*DIRECTIONS*: Check every line of the records below for the string "time", then report only how many lines have it.

*INPUT DATA*:
%%

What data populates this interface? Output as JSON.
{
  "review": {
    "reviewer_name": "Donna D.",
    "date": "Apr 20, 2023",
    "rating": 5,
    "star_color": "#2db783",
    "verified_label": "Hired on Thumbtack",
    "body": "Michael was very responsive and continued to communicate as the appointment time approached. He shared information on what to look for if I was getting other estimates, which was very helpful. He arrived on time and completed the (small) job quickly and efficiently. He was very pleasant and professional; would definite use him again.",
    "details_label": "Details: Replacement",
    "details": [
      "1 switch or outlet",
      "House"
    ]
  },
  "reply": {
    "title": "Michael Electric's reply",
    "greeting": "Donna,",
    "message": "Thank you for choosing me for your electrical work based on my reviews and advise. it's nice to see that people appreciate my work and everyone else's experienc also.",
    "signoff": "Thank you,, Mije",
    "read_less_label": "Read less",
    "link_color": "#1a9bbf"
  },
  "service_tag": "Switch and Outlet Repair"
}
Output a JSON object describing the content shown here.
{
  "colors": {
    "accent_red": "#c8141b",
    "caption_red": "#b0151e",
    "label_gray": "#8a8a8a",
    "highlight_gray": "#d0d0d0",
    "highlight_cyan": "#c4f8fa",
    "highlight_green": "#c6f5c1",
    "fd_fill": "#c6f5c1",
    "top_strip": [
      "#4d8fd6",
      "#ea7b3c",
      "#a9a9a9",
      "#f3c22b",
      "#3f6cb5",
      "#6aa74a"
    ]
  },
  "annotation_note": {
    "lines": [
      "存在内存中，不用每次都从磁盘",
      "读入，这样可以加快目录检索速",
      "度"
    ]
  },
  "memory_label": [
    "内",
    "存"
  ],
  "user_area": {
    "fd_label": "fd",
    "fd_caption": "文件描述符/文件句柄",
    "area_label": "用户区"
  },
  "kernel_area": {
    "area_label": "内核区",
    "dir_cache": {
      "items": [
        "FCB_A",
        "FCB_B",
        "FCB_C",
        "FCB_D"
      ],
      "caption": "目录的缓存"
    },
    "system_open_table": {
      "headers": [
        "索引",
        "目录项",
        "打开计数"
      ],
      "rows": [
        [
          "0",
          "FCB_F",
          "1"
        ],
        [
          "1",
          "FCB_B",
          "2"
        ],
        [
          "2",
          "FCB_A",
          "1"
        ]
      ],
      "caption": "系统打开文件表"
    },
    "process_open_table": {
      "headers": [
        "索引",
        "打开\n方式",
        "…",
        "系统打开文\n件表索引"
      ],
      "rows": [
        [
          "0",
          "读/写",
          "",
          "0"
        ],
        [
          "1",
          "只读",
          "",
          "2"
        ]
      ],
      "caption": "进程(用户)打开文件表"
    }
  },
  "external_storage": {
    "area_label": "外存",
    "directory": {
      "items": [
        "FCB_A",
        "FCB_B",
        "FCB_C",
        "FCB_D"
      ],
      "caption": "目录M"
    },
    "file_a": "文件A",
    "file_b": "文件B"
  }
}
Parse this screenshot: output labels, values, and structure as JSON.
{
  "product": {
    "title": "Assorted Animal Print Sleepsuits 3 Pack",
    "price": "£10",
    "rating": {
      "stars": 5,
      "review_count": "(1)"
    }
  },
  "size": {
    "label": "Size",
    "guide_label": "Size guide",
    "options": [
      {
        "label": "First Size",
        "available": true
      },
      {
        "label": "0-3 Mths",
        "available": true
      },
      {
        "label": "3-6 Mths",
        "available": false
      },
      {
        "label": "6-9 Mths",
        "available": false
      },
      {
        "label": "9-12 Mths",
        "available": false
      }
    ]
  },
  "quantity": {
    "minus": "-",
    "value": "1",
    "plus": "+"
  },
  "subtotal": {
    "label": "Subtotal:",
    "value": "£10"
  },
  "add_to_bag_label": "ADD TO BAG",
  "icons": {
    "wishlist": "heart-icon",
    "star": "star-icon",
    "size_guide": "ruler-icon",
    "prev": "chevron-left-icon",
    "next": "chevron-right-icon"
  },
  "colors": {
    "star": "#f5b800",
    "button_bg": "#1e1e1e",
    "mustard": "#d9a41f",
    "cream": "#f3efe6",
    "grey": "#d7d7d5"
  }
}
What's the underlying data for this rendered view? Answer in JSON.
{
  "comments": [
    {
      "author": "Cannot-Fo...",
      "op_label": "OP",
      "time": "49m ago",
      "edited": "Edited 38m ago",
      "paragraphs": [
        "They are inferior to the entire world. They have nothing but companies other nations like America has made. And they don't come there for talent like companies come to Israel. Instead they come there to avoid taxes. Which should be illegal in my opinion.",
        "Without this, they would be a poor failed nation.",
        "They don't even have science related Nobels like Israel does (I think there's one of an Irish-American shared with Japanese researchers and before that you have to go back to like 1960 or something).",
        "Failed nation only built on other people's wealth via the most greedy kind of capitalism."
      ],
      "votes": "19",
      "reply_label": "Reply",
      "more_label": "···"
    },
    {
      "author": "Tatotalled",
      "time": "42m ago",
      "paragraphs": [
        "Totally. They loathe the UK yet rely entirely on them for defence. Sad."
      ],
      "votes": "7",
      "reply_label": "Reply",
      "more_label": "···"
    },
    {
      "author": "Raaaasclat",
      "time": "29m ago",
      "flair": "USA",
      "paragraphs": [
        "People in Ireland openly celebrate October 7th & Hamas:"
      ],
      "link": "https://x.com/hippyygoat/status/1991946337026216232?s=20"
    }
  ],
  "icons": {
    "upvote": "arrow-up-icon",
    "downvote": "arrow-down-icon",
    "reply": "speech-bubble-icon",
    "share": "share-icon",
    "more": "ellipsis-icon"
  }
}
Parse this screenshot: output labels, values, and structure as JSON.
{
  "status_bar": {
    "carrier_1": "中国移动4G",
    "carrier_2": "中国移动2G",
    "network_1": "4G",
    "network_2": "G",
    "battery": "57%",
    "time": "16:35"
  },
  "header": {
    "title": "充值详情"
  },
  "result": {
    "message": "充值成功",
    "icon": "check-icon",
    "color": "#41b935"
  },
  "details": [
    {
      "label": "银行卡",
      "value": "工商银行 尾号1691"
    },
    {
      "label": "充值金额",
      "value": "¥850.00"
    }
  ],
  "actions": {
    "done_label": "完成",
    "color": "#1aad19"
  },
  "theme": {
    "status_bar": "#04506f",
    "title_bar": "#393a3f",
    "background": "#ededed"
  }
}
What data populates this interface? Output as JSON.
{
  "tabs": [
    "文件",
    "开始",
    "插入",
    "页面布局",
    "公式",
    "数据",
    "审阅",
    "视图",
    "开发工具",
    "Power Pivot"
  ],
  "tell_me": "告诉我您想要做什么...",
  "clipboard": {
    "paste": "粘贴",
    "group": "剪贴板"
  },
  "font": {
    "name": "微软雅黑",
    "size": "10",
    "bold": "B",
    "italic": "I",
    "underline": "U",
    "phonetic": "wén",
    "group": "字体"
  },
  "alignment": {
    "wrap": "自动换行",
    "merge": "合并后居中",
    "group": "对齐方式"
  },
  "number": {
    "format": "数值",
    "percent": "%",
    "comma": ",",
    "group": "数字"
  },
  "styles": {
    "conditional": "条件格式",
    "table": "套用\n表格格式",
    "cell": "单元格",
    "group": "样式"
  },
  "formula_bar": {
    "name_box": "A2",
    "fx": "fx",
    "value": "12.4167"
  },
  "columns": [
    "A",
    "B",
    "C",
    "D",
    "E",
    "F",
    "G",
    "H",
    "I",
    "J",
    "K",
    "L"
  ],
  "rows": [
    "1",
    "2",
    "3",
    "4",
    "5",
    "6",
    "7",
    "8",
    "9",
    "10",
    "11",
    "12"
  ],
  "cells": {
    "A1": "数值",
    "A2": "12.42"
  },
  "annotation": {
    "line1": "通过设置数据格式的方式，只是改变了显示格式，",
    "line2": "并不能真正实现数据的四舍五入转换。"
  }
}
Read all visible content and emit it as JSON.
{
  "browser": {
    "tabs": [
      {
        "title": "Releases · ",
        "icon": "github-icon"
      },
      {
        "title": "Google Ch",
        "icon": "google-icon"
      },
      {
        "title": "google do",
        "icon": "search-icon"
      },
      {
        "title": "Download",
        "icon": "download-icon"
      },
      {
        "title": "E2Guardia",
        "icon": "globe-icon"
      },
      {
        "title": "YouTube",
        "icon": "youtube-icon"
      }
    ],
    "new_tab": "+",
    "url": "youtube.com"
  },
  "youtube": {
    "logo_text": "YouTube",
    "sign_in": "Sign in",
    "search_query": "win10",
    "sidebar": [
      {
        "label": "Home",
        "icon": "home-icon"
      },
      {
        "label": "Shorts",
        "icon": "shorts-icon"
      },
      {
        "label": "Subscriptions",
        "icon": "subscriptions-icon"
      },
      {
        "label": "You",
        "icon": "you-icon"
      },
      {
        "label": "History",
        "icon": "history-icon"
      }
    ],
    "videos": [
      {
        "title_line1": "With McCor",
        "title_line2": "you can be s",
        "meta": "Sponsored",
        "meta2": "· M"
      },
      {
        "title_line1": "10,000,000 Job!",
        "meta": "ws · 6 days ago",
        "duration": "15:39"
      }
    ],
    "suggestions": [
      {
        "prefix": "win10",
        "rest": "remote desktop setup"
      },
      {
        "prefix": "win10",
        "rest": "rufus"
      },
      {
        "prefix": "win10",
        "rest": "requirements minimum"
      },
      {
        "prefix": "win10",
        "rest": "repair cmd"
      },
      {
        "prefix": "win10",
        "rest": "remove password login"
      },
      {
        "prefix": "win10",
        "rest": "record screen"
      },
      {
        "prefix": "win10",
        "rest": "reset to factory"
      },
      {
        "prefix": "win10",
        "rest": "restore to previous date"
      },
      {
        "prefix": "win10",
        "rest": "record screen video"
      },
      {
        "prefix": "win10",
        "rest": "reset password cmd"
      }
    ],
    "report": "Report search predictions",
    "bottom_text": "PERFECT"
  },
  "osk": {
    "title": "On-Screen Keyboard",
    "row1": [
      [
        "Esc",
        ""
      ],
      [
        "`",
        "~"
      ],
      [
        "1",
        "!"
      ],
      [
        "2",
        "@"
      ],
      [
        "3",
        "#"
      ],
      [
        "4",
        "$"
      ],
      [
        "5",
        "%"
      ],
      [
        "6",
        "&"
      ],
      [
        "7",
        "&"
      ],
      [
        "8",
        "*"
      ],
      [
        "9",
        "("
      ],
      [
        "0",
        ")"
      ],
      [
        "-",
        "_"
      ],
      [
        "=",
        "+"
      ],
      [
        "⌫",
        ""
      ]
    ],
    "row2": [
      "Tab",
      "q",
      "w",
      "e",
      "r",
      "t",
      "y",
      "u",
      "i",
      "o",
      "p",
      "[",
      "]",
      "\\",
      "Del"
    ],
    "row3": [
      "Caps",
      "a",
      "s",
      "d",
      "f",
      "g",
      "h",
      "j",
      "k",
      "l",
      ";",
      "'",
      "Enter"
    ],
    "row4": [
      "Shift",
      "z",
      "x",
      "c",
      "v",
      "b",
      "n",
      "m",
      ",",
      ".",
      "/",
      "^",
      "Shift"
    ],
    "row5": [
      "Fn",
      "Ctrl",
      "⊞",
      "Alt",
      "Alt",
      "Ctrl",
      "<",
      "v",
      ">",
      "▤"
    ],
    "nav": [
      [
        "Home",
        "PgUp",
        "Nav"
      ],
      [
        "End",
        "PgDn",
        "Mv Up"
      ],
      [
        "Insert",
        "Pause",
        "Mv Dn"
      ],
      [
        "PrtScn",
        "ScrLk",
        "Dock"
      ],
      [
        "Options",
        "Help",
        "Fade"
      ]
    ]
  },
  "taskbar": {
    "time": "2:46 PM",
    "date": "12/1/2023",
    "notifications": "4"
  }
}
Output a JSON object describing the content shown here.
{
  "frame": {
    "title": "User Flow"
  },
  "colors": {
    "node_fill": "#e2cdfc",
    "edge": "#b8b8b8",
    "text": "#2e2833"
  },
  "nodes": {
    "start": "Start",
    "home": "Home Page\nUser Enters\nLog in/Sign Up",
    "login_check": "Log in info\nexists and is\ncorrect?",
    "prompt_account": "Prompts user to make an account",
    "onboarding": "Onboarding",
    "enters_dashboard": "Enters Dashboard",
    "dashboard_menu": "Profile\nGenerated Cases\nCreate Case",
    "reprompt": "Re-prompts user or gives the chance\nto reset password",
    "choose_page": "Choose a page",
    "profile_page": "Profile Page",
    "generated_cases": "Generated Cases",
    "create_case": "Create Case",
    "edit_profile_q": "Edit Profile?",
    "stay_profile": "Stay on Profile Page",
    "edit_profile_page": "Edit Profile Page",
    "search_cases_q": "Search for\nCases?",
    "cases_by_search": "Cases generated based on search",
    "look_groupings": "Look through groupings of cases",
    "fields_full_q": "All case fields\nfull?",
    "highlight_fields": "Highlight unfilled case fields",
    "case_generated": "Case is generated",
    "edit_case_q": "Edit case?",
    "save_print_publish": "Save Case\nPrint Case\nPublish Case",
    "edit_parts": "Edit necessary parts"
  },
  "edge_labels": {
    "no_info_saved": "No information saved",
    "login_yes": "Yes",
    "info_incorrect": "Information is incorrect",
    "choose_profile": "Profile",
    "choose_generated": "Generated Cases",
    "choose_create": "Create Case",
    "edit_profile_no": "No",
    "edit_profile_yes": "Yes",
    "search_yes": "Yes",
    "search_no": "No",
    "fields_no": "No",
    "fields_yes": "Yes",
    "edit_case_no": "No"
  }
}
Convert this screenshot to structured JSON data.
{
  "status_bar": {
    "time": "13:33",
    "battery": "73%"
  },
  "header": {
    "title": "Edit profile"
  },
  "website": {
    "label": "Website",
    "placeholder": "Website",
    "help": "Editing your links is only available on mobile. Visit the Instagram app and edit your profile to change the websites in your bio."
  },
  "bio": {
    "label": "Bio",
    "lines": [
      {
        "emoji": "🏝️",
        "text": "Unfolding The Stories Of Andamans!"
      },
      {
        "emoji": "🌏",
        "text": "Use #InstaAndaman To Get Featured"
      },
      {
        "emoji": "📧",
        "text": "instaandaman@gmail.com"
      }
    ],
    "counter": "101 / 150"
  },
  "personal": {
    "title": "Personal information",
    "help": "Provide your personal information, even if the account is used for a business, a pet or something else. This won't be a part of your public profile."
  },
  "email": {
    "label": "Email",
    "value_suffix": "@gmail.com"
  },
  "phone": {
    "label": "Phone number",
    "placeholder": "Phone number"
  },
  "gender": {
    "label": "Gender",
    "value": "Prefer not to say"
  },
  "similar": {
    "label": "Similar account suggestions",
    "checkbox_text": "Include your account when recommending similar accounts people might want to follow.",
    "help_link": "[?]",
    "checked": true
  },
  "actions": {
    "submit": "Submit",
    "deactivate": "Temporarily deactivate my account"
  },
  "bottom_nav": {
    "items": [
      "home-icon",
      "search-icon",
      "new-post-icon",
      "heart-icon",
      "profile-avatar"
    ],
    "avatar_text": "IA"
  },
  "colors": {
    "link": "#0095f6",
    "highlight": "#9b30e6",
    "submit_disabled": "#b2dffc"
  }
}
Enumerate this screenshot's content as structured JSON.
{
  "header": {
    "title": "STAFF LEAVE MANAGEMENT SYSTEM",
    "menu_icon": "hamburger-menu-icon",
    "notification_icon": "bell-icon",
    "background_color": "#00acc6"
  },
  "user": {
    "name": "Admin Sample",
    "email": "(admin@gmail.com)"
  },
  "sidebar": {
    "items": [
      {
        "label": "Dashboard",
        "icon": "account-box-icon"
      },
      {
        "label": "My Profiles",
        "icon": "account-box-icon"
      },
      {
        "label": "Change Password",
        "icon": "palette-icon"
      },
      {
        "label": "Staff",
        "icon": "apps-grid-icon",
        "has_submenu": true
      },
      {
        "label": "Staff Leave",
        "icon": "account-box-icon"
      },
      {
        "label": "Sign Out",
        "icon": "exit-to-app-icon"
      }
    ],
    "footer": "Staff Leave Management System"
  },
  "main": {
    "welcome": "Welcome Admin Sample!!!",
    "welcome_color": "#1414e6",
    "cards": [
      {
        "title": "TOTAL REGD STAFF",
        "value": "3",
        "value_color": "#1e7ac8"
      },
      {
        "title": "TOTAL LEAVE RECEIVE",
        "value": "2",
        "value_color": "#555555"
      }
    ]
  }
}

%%

*RESPONSE AREA*: 7